START Provided entries
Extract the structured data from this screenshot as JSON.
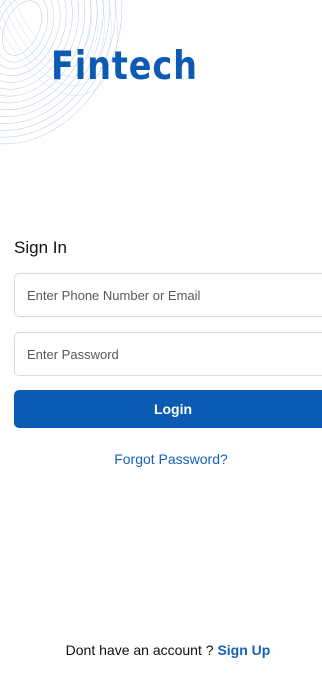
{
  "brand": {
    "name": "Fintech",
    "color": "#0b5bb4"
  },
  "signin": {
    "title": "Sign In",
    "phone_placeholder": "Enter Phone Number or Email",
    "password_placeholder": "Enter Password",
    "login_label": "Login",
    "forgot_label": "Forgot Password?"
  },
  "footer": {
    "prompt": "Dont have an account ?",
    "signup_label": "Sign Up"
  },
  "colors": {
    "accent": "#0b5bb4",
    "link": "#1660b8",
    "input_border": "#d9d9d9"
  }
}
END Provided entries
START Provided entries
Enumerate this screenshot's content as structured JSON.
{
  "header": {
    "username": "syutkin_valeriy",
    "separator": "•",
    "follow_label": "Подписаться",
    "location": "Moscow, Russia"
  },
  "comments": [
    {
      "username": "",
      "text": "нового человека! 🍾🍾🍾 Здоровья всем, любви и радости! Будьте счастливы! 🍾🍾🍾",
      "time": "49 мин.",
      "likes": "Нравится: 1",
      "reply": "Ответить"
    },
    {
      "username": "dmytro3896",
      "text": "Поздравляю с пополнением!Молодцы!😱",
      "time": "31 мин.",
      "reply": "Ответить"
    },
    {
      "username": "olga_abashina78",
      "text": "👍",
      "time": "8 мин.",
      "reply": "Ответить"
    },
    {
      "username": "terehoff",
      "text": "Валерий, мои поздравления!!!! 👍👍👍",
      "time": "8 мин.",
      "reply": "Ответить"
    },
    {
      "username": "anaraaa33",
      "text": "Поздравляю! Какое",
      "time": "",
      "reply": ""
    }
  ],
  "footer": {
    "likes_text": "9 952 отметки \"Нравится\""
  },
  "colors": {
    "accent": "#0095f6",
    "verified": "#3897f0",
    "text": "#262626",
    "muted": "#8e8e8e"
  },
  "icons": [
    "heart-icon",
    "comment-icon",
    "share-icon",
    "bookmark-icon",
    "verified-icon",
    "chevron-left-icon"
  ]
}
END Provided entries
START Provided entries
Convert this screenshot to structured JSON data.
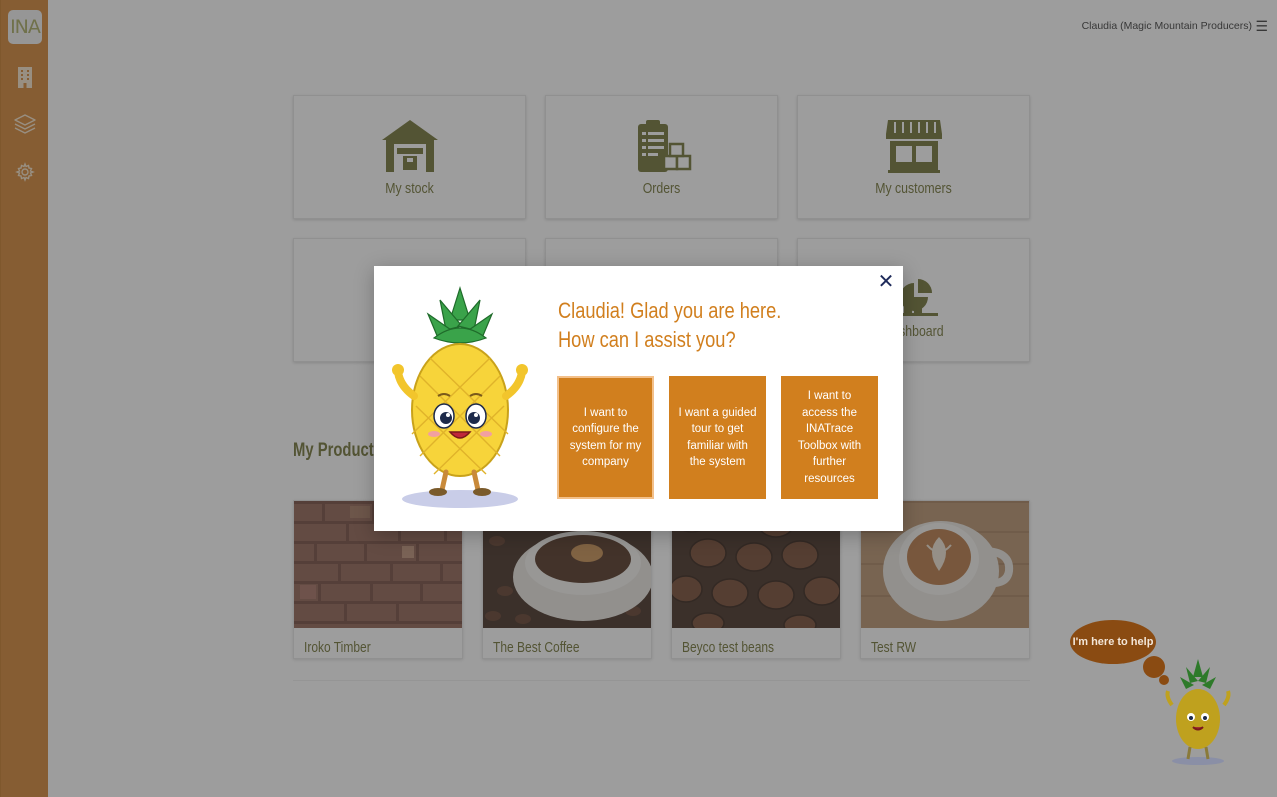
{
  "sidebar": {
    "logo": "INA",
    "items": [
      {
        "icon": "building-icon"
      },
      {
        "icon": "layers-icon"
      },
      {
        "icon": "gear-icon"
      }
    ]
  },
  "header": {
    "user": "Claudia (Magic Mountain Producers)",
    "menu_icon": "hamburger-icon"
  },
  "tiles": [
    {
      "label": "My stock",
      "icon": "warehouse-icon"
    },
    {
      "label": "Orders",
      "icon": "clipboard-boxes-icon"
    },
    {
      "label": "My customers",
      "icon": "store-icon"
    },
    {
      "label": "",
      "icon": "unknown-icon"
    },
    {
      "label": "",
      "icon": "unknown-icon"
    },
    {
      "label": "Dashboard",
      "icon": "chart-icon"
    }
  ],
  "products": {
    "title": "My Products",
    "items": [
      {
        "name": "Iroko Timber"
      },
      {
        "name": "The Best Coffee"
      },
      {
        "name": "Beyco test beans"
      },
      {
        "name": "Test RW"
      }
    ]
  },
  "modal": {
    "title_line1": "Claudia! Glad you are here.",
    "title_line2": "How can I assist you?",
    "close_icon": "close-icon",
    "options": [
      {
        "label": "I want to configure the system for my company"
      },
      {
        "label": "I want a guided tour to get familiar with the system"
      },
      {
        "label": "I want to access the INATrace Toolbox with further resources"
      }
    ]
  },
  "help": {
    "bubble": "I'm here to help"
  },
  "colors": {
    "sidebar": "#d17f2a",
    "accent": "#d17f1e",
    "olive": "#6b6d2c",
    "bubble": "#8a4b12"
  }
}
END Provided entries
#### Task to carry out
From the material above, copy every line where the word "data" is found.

#### Exercise response
Extract the structured data from this screenshot as JSON.
Convert this screenshot to structured JSON data.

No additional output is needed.